I understand that, and we are anxious to ensure that there is an appropriate and legally secure means of enabling local authorities to reflect their neighbourhood’s policy desires. I promise that I will come back to the right hon. Gentleman on that point.
As I said, planning obligations are legally binding and enforceable. If a developer wishes to challenge their content, legislation requires that the local authority can determine whether the obligations should continue to have effect or no longer serve a useful purpose. If they continue to serve a useful purpose, it can determine whether they could serve that purpose equally well with some modifications.
Regardless of the scale or type of change proposed, the importance of an up-to-date local plan is clear. It must be underpinned by a robust evidence base and identify sufficient and suitable opportunities to meet future identified need. With such a plan in place, it is far easier for both developers and local planning authorities to assess objectively whether a proposed development will contribute to the delivery of the community’s vision for its area or harm it.
The right hon. Gentleman raised the question of lawful development certificates. I will come back to him on his specific point, but I am sure he will understand that the general purpose of LDCs is to confirm what is lawfully permitted, having regard to existing extant planning permissions. They cannot be used to secure planning permission for a new form of development.
As the right hon.
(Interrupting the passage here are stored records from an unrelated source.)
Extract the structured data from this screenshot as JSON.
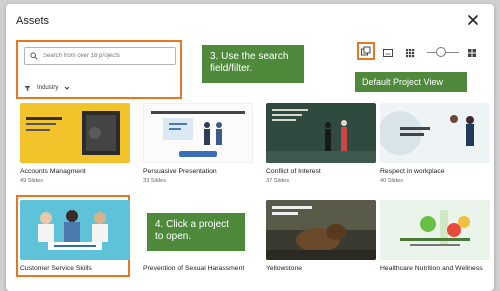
{
  "dialog": {
    "title": "Assets"
  },
  "search": {
    "placeholder": "Search from over 18 projects"
  },
  "filter": {
    "label": "Industry"
  },
  "callouts": {
    "search": "3. Use the search field/filter.",
    "default_view": "Default Project View",
    "click": "4. Click a project to open."
  },
  "toolbar": {
    "icons": [
      "project-view-icon",
      "single-slide-icon",
      "grid-icon",
      "large-grid-icon"
    ],
    "slider_level": 0.35
  },
  "projects": [
    {
      "name": "Accounts Managment",
      "slides": "49 Slides"
    },
    {
      "name": "Persuasive Presentation",
      "slides": "33 Slides"
    },
    {
      "name": "Conflict of Interest",
      "slides": "37 Slides"
    },
    {
      "name": "Respect in workplace",
      "slides": "40 Slides"
    },
    {
      "name": "Customer Service Skills",
      "slides": ""
    },
    {
      "name": "Prevention of Sexual Harassment",
      "slides": ""
    },
    {
      "name": "Yellowstone",
      "slides": ""
    },
    {
      "name": "Healthcare Nutrition and Wellness",
      "slides": ""
    }
  ],
  "colors": {
    "highlight": "#e87722",
    "callout": "#4f8a3c"
  }
}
Gentleman has pointed out, seeking confirmation of what development can lawfully take place by virtue of a large number of planning permissions across a wider site is, in the Government’s view, permissible within the relevant legislation. That could be used to secure some form of overarching confirmation of what development can lawfully take place across a site to provide additional clarity for investors and potential occupiers. It is for local planning authorities to decide whether a development detailed in an application is lawful and therefore whether to grant the certificate.
The local authority has raised specific issues, which we will take on board. We are anxious to take such views into account as we go forward with the development of planning policy in the light of the national planning policy framework. I welcome the opportunity the debate has given us to confirm our strong support for ensuring that high streets and town centres more generally continue to be at the heart of thriving local communities. I can assure the right hon. Gentleman and the House that our policies in the NPPF provide a clear framework to help local authorities to achieve that and to resist out-of-centre development when it is appropriate to do so, and that we have taken proactive steps in response to the Portas review, the importance of which he acknowledged, which is central to our thinking.
We have taken proactive steps on the back of the Portas review to support local communities who want to deliver improvements to their high streets. Having provided a clear framework and that effective support, it is important to let local communities, through their plans and their decisions, taken by democratically accountable local representatives, to articulate and deliver their vision and strategy for their areas. I am clear that local planning authorities have the tools to ensure effective control over development. With the NPPF in place, and with the improvements to local plan-making processes that are coming on stream, local planning authorities have a stronger opportunity to guide development to the most appropriate locations.
I thank the right hon. Gentleman for the constructive way in which he has posed the issue, and assure him that the Department will continue to engage constructively with local authorities on this important matter.
Question put and agreed to.